Apr 27 AT 2:45 PM Dustin Earley 59 Comments

Google’s JBQ speaks out on Android updates, Google selling the Galaxy Nexus and more

android-magazine-spread Image via: lett -/\= with Creative Commons

Jean-Baptiste Queru is the technical lead for the Android Open Source Project at Google. When he talks, we tend to listen. Many a time now, JBQ (as he’s more commonly known) has come to the aid of speculating bloggers and explained situations with updates, Nexus devices and much more. Today, with the Sony Tablet S getting updated to Android 4 and Google selling the Galaxy Nexus directly recently, JBQ took a moment to share his thoughts on updates on Google+.

When it comes to Sony updating their Tablet S, JBQ says that the five months time it took them to complete the update was, “very reasonable.” He continues on to say that the changes from Android 3 (Honeycomb) and Android 2.3 (Gingerbread) to Android 4 (Ice Cream Sandwich) are huge. A lot has changed from previous versions of Android to now, and the only reason Sony has managed to stay as up to date as they are is thanks to their contributions to the AOSP. ASUS’ updates have also been very timely, but that’s because of the tight relationship between ASUS and NVIDIA. Both companies are extremely focused on keeping their products up to date.

Continuing on the subject of updates, JBQ isn’t too happy on how the Nexus program is playing out. But Google selling the Nexus directly will help that:

The part that blows my mind is that some variants of the Google-engineered flagship devices still haven't received Ice Cream Sandwich (or are stuck with older versions of Ice Cream Sandwich) because of delays introduced by operator approvals. I'm very glad that Google is back in the business of selling phones directly without any middlemen to interfere, and I'll be even happier when I see that program expanded to more countries.JBQGoogle

Personally, I take two important things out of this. For one, Google is most definitely aware of the woes delayed updates cause. Especially when it comes to Nexus devices. And number two, those delays aren’t going to change if you buy a carrier regulated device. If you really, truly want your updates from Google, you have to buy your device from Google.

While none of that may be new information (in fact, it’s starting to feel like we’re beating a dead horse here), it’s especially relevant after this past weeks news of Google deciding to sell the Galaxy Nexus directly. Even the support website for the Google sold GSM Nexus will be directly managed by Google.

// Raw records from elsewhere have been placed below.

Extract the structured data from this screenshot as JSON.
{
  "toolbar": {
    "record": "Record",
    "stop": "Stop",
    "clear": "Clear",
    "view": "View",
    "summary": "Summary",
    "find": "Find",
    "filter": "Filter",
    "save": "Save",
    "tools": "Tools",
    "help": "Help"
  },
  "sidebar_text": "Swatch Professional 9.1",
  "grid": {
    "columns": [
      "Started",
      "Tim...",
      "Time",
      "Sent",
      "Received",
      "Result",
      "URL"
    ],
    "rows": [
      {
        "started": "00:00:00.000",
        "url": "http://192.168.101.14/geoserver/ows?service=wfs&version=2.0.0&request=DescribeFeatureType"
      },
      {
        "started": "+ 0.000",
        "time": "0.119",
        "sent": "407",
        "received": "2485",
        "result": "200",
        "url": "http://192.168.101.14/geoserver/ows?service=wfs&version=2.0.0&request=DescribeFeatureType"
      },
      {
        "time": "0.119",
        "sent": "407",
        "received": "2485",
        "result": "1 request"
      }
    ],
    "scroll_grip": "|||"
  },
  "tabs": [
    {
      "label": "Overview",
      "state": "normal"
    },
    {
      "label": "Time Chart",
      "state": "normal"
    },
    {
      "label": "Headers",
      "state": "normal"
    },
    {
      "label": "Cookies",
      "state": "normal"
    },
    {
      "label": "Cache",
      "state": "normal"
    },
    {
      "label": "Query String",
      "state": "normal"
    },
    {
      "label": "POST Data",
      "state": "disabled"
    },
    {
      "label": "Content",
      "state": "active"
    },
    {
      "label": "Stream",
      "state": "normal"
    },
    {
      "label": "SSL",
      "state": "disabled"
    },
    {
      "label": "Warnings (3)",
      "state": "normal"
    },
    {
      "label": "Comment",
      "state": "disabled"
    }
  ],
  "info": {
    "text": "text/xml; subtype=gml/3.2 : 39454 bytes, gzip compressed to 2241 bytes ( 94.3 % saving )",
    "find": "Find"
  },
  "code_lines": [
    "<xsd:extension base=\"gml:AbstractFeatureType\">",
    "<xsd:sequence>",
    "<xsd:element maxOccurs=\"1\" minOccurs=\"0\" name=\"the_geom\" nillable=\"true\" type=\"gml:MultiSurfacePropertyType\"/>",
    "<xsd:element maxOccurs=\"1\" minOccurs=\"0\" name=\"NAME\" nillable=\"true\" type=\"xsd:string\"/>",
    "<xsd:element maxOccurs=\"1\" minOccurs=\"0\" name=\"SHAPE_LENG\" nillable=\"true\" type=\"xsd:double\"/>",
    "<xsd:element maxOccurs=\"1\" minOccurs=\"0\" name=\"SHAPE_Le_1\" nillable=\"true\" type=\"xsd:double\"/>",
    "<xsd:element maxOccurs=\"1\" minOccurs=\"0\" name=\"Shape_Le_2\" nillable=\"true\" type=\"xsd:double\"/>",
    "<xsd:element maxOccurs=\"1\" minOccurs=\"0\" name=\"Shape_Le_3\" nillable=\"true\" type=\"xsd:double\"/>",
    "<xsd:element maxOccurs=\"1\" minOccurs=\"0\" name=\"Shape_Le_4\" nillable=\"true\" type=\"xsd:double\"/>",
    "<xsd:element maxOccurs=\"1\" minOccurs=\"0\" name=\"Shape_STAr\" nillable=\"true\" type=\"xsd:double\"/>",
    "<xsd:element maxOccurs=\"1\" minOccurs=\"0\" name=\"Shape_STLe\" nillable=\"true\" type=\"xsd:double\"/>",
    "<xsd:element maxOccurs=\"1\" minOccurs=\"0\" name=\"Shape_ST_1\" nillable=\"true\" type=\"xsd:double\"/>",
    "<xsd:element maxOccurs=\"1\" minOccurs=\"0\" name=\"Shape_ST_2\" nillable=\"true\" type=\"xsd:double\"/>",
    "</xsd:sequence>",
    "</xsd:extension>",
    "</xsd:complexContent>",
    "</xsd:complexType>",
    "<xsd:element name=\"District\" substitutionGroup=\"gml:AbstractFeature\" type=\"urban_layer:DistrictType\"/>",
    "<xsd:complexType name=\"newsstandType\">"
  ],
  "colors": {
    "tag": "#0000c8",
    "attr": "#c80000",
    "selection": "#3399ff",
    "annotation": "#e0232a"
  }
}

And that’s all there is to it.

What do you think of a five month wait between updates for carrier regulated devices? Is that too long, or is it worth the wait? And while we’re at it, is anyone planning to buy an unlocked Nexus from Google? Have you already? Let us know in the comments.

Via: Phandroid

Source: Google+

Dustin Earley: Tech enthusiast; avid gamer; all around jolly guy.

    Most Tweeted This Week